A Senate health care committee on Tuesday approved a bill that would increase funding for the H. Lee Moffitt Cancer Center and Research Institute by giving the center a larger share of the state’s cigarette tax collections.
After the resignations of officials at Moffitt Cancer Center because of issues involving work in China, state House Speaker Jose Oliva, R-Miami Lakes, announced Monday the formation of a select committee to probe foreign involvement in taxpayer-funded research.
House Speaker Jose Oliva is calling for further investigation into the Moffitt Cancer Center and its ties to China after the center’s CEO, director and four researchers announced their resignations on Wednesday.
The first human clinical trial is underway at Moffitt Cancer Center with what researchers are calling a "cancer vaccine."
Health News Florida's Daylina Miller spoke with Patricia Lawman, the co-founder of Tampa-based Morphogenesis.

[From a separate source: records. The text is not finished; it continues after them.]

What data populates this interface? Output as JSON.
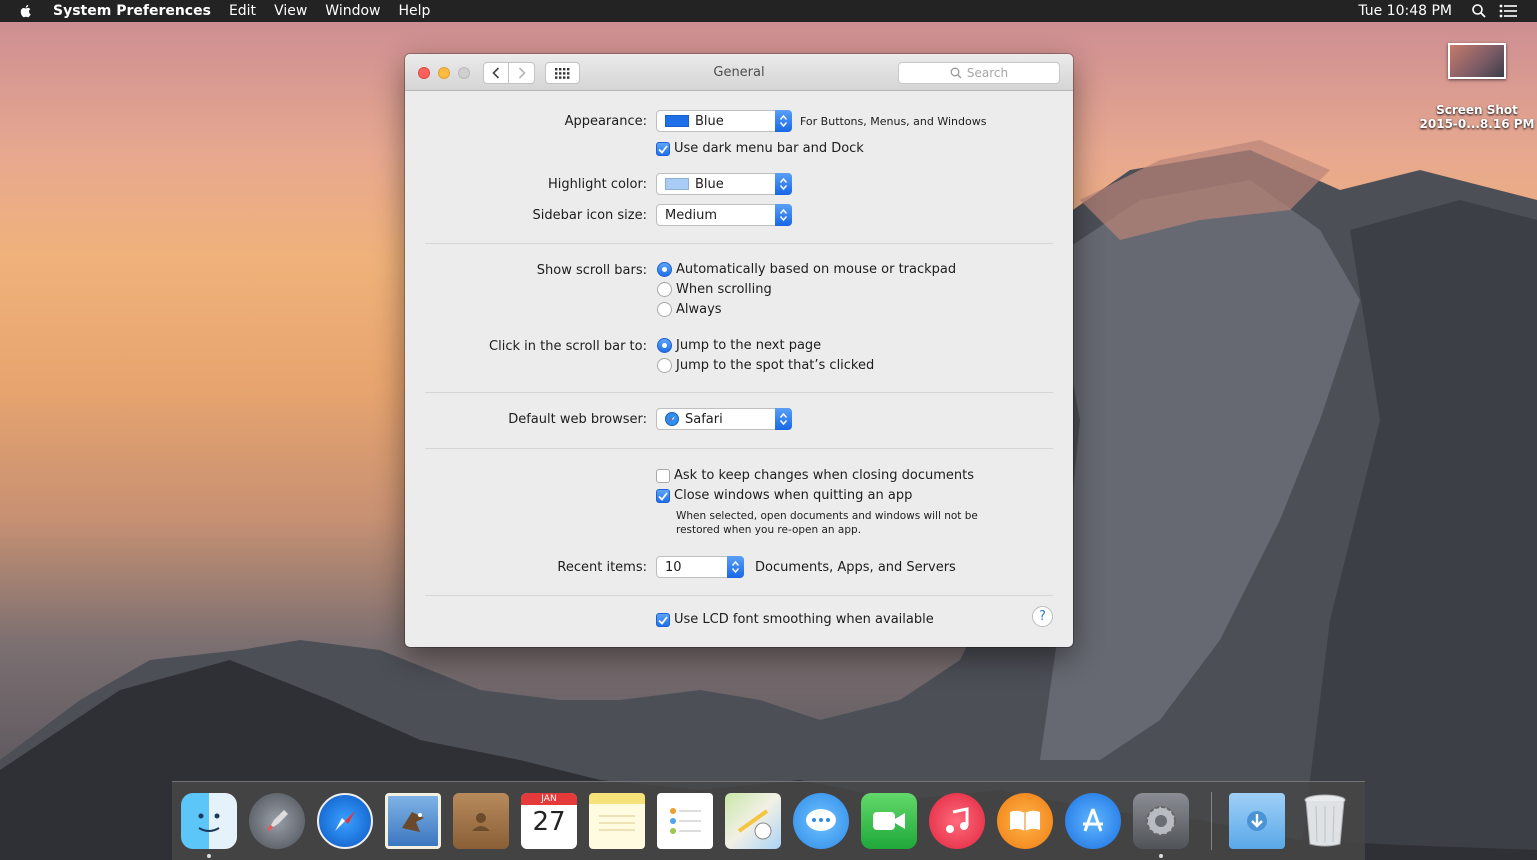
{
  "menubar": {
    "app_name": "System Preferences",
    "menus": [
      "Edit",
      "View",
      "Window",
      "Help"
    ],
    "clock": "Tue 10:48 PM"
  },
  "desktop": {
    "icon_label_line1": "Screen Shot",
    "icon_label_line2": "2015-0...8.16 PM"
  },
  "window": {
    "title": "General",
    "search_placeholder": "Search",
    "appearance": {
      "label": "Appearance:",
      "value": "Blue",
      "swatch_color": "#1f6fe9",
      "note": "For Buttons, Menus, and Windows"
    },
    "dark_menu": {
      "label": "Use dark menu bar and Dock",
      "checked": true
    },
    "highlight": {
      "label": "Highlight color:",
      "value": "Blue",
      "swatch_color": "#a9cdf7"
    },
    "sidebar_size": {
      "label": "Sidebar icon size:",
      "value": "Medium"
    },
    "scroll_bars": {
      "label": "Show scroll bars:",
      "options": [
        "Automatically based on mouse or trackpad",
        "When scrolling",
        "Always"
      ],
      "selected": 0
    },
    "click_scroll": {
      "label": "Click in the scroll bar to:",
      "options": [
        "Jump to the next page",
        "Jump to the spot that’s clicked"
      ],
      "selected": 0
    },
    "browser": {
      "label": "Default web browser:",
      "value": "Safari"
    },
    "ask_keep": {
      "label": "Ask to keep changes when closing documents",
      "checked": false
    },
    "close_windows": {
      "label": "Close windows when quitting an app",
      "checked": true,
      "note_line1": "When selected, open documents and windows will not be",
      "note_line2": "restored when you re-open an app."
    },
    "recent": {
      "label": "Recent items:",
      "value": "10",
      "suffix": "Documents, Apps, and Servers"
    },
    "lcd": {
      "label": "Use LCD font smoothing when available",
      "checked": true
    },
    "help_glyph": "?"
  },
  "dock": {
    "calendar_month": "JAN",
    "calendar_day": "27",
    "apps": [
      "finder-icon",
      "launchpad-icon",
      "safari-icon",
      "mail-icon",
      "contacts-icon",
      "calendar-icon",
      "notes-icon",
      "reminders-icon",
      "maps-icon",
      "messages-icon",
      "facetime-icon",
      "itunes-icon",
      "ibooks-icon",
      "app-store-icon",
      "system-preferences-icon",
      "downloads-folder-icon",
      "trash-icon"
    ]
  }
}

The immunotherapy company developed the vaccine, which is injected into cancer patients to help their immune systems identify and destroy tumors.
The Phase I clinical trial for the vaccine, called ImmuneFX, is being tested on patients with severe cutaneous melanoma.
President Barack Obama in his State of the Union address called for renewed vigor in the fight against cancer. Drawing parallels to John F. Kennedy’s goal to place a man on the moon, Obama charged Vice President Joe Biden to lead a national “moonshot” initiative to eliminate the disease responsible for the deaths of almost 600,000 U.S. citizens’ a year.
University Beat takes you to the USF School of Music, where the next generation of classical musicians had the chance to work with members of The Florida Orchestra, including its Music Director, Michael Francis.
To borrow from the old adage about getting to Carnegie Hall, it takes a lot of practice to be a great classical musician.
But to become a great conductor, there’s not too much a would-be maestro can do, according to University of South Florida masters student Brent Douglas.
Extended University Beat report previewing this year's Pint of Science.
Pour me another one, bartender...or is it pour me another one, doctor?
For the next three nights, scientists will take over bars in nine countries and 50 cities, including a trio of sold-out Tampa area locations, to discuss their work with the public over drinks.
"Pint of Science" was created four years ago in the United Kingdom, and brought over to the U.S. last year by USF Health Molecular Pharmacology & Physiology Research Associate Parmvir Bahia and her husband, Moffitt Cancer Center researcher David Basanta.
"Very often, when we think about how are we going to effectively treat somebody, whether it be cancer, cardiovascular disease, or anything neurodegenerative in nature, when we do the clinical research to gather the evidence, if you don’t have enough people from enough varied backgrounds; we can’t automatically transfer knowledge gained in one part of the population onto another part of the population," Sneed said.
But minority populations – specifically the African American and Hispanic and Latino communities – don’t take part in clinical trials at a level that would give researchers the data they need.
Extended University Beat report on the Tampa Innovation Alliance
The 15,000 acre area surrounding the University of South Florida's Tampa campus has been called "the University Area", "University West," and, derisively, "Suitcase City," due to the number of transients.
But no matter what you call the region, which is bounded by Interstate 275 to the west, I-75 to the East, Busch Boulevard to the south and Bearss Avenue to the north, it's home to thousands of residents, hundreds of businesses, and a few dozen of Tampa’s most recognizable organizations and sites.
"The purpose (of the Alliance) is to make this location recognized around the world as the destination for innovation, creative activity, business enterprise," said Alliance Executive Director Mark Sharpe. "It’s to make this place a place you want to live, work and play."
UPDATED 7/8 with University Beat audio report and additional quotes.
According to the U.S. Centers for Disease Control, over half of American girls ages 13 to 17 have received at least one dose of the vaccination to protect against the human papillomavirus (HPV) - and it's a rate that decreases over the needed second and third doses.
But here in Florida, the number of fully protected young women - those who have received all three doses - is only 25 percent, the lowest in the country.